Born in Renton, Washington, Talmadge spent much of his life in Japan, where was a high-school exchange student. Fluent in Japanese, he appeared often on Japanese TV as a commentator on North Korea. He was an avid bowler and meditator, and loved riding his bike and swimming. He was the author of a 2006 book, “Getting Wet: Adventures in the Japanese Bath.” He is survived by his wife, Hisako, and two grown children, Sara and Eugene.
Talmadge joined the AP in Tokyo in 1988 after working for the Mainichi Shimbun, one of Japan’s national newspapers.
He reported throughout Asia for the AP and was a major contributor to the news agency’s award-winning coverage of the deadly earthquake and tsunami that hit Japan in 2011, and the nuclear disaster that happened in its aftermath.
Before becoming Pyongyang bureau chief, he led a team of AP journalists focused on military and security issues in the Asia-Pacific region, while also serving as the news editor for the Tokyo bureau.
Mari Yamaguchi, an AP correspondent who joined the Tokyo bureau the same year as Talmadge, said his reporting interests ranged from Japan’s imperial family to the yakuza criminal gangs to the Aum Shinrikyo cult, which carried out a deadly gas poisoning on the Tokyo subway in 1995.
“I was always impressed by his fairness, balance and sense of justice,” Yamaguchi said.
But Talmadge seemed especially suited to reporting in North Korea. His Instagram and Twitter accounts were filled with images of cute kids mobbing him in Pyongyang on their way home from school, with shots of the city’s pizza delivery services and aerobics classes and, of course, with video of mesmerizing rows of goose-stepping soldiers.
One video tweet from Yokohama, the port city outside of Tokyo where he made his home, showed sightseeing boats gliding beneath the ephemeral cherry blossoms of early spring: “Because everything isn’t about where I have to go for work.”
Talmadge’s sense of humor shone through even in his internal AP memos on the Pyongyang bureau’s operations. A picture of a chain-smoking 19-year-old chimpanzee mentions dryly that the ape smokes about a pack a day: The Pyongyang zoo officials “insist, however, that she doesn’t inhale.”
Wong Maye-E, who worked alongside Talmadge during the five years she spent as chief photographer for North Korea, remembers sitting in their hotel in Pyongyang during a power outage one night, decompressing after a tough day’s reporting, the room’s windows thrown open and Steely Dan playing on Talmadge’s phone as they watched the blinking lights from the flashlights of people going up and down the stairwells of nearby apartment buildings.
“He was very patient in a place that really tests your patience,” Wong said.

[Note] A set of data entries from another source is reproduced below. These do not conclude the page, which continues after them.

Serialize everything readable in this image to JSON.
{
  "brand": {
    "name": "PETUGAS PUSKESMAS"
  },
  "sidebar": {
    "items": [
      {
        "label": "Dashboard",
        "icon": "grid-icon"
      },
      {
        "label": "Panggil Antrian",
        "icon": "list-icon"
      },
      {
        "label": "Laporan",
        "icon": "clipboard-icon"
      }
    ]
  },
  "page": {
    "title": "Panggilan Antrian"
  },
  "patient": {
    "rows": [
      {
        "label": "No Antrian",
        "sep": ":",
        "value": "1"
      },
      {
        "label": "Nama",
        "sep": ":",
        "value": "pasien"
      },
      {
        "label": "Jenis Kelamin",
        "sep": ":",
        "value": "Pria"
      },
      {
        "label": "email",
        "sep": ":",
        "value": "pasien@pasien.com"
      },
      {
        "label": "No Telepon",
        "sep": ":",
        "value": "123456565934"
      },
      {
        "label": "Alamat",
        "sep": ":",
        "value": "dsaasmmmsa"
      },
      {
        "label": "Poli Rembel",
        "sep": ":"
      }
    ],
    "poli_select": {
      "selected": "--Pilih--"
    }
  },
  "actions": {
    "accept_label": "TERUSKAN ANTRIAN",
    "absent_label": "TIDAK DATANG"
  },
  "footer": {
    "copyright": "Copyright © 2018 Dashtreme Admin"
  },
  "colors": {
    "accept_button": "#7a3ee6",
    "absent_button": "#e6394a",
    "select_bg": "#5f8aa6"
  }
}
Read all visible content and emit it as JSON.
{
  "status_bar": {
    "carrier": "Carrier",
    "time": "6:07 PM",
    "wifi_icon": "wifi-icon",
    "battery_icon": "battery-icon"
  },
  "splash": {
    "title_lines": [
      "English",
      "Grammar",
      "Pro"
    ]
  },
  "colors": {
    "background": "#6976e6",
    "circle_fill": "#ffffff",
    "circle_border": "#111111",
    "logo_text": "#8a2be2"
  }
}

His love of bowling, Wong said, also came in handy in the North, where he liked to amaze residents by showing off how his intense bowling habit had made his right arm much more muscular than his left.
Talmadge continually pushed to expand the AP’s presence in the North, negotiating with the government for more and longer reporting trips and better access. He prided himself on keeping his stories free of the clichés about North Korea so prevalent in outside media.
“I think there is a tendency abroad to caricature North Korea in ways that aren’t constructive, and to resort to dismissiveness or mockery much too easily,” Talmadge told The Washington Post in 2015. “During my time there, I have been surprised, and reassured in a way, to see how average North Koreans care about the same things everybody else does — their family, their finances, their health, their friends, how to get by.”
And, he said, his immersion in the North made him appreciate even more his life outside the country.
“Every time I come back home, I wake up the first morning thinking, ‘I can go anywhere I want today,’” he told the Post. “I could go to the beach, I could go see a movie, I could get on a plane and go to Florida if I wanted. Even if, in the end, I just stay home and eat potato chips on the couch, it’s a very liberating feeling. I don’t take it for granted anymore.”